Beyoncé hasn’t been the only artist to retaliate through her music. In 2021, Lil Nas X faced his satanic accusations in his Montero music video. As a gay artist, he has been a frequent target of religious extremists who equate his queer-empowering stance with sin. The Montero MV showcases the artist cleverly restructuring the biblical narrative, while also ironically pole-dancing down to hell.
Similarly, Sam Smith has also faced devilish allegations after coming out as non-binary in 2019. Smith teased these allegations alongside Kim Petras in their ‘Unholy’ Grammy performance, wearing devil horns and red robes.
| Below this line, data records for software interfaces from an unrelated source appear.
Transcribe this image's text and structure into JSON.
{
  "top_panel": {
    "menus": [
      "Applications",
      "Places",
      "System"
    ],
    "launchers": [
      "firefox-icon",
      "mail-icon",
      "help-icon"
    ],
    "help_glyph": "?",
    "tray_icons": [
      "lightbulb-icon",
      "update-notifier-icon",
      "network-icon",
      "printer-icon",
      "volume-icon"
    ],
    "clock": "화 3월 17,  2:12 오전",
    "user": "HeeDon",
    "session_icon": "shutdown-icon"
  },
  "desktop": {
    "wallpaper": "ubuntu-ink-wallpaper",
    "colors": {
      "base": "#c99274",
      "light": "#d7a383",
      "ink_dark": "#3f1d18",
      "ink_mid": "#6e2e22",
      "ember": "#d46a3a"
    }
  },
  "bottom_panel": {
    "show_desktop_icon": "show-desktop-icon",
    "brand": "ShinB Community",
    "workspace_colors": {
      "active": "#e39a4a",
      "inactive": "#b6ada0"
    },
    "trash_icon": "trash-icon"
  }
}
After the performance, Petras revealed how as a transgender artist she ‘grew up wondering about religion and wanting to be a part of it, but then slowly realizing it doesn’t want me to be a part of it’. So while these artists are mocking the fingers pointing ‘devil’ at them, these accusations of Satanism also highlight the continuous exclusion and condemnation of queer artists in pop culture spaces.
Doja Cat bites back
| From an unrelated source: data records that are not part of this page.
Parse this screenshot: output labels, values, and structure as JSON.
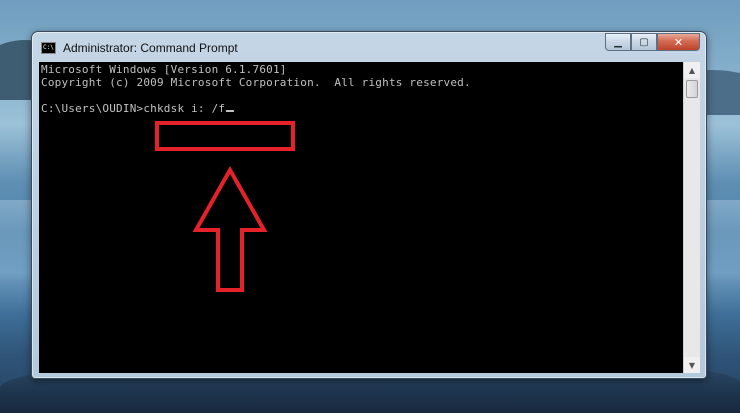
{
  "window": {
    "icon_text": "C:\\",
    "title": "Administrator: Command Prompt",
    "minimize_glyph": "▁",
    "maximize_glyph": "▢",
    "close_glyph": "✕"
  },
  "console": {
    "line1": "Microsoft Windows [Version 6.1.7601]",
    "line2": "Copyright (c) 2009 Microsoft Corporation.  All rights reserved.",
    "prompt": "C:\\Users\\OUDIN>",
    "command": "chkdsk i: /f",
    "text_color": "#c0c0c0",
    "background_color": "#000000"
  },
  "annotation": {
    "highlight_color": "#e5222a",
    "arrow_icon": "up-arrow-outline-icon"
  },
  "scrollbar": {
    "up_glyph": "▲",
    "down_glyph": "▼"
  }
}
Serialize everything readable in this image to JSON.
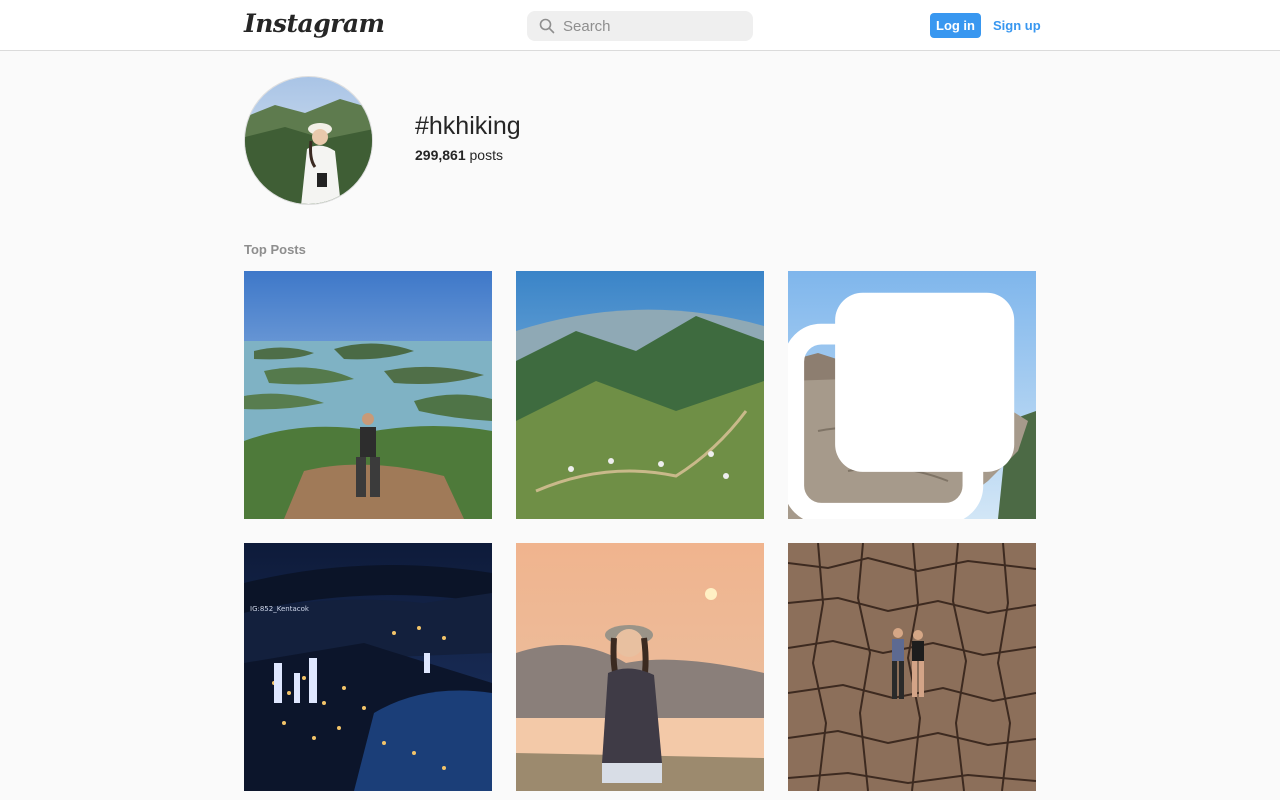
{
  "header": {
    "logo_text": "Instagram",
    "search_placeholder": "Search",
    "login_label": "Log in",
    "signup_label": "Sign up"
  },
  "tag": {
    "name": "#hkhiking",
    "post_count": "299,861",
    "post_count_suffix": "posts"
  },
  "top_posts": {
    "title": "Top Posts",
    "posts": [
      {
        "name": "post-1",
        "multi": false
      },
      {
        "name": "post-2",
        "multi": false
      },
      {
        "name": "post-3",
        "multi": true
      },
      {
        "name": "post-4",
        "multi": false,
        "watermark": "IG:852_Kentacok"
      },
      {
        "name": "post-5",
        "multi": false
      },
      {
        "name": "post-6",
        "multi": false
      }
    ]
  },
  "colors": {
    "accent": "#3897f0",
    "border": "#dbdbdb",
    "muted": "#8e8e8e"
  }
}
Doja Cat has been the most recent artist to take the devil accusations in her stride. In recent years, the singer-rapper has been shifting her image from the pink-haired princess of pop to experimental extremes. From transforming into a fashionable feline at the MET Gala, to crystallising herself with full-body red paint at Paris Fashion Week, Doja Cat has strutted into the spotlight for creative exploration.
Doja’s experimentalism, however, has sparked intense conservative backlash – and even downright fear. Many internet users – including former fans – have voiced their concern for the artist’s evolving image.
Rather than disputing these absurd claims, Doja Cat seems to have embarked on a personal mission to add fuel to her own fire – literally. In her recent music videos, Doja makes blatant references to hellish fires and satanic domination. She either dances with the devil, or, in the case of her Demons music video, becomes one herself. As she turns into a red-eyed demon halfway through the song, Doja draws more and more attention while simultaneously exhibiting the absurdity of the public’s irrational fears. She becomes a physical demon, and, more importantly, a representation of breaking cultural and conventional boundaries. The main line of the chorus is ‘how my demons look…now that you bitches shook?’. With this, Doja mocks her Satanist accusers by transforming into exactly what they fear her to be – an uncontrollable, unrestricted menace to the music industry.
On one hand, fans have praised Doja’s dedication to dismantling the expectations of herself. These expectations have been cemented since her domination of 2020 TikTok with glossy tracks from her Hot Pink album. Many people have celebrated her separation from this old era, admiring her new, non-categorisable persona.
Unfortunately, others are still sincere in their advocation of Doja as the devil incarnate.
There’s more to this than meets the eye
In the end, most people can watch these videos and discredit them with a single swipe. But they are still being watched, listened to, and supported. These videos – however ridiculous they sound to the average viewer – serve as a gateway for bigotry. Music is accessible and globally influential, so traditionalists will always be ready to pounce on whichever celebrity takes centre stage. When mould-breaking and unconventional artists like Doja Cat start to stand out, bigots will jump on social media bandwagons to alienate queer and POC artists. Under the guise of the reemerging Satanic Panic, the underlying intention is to exclude unique creators from mainstream spaces altogether.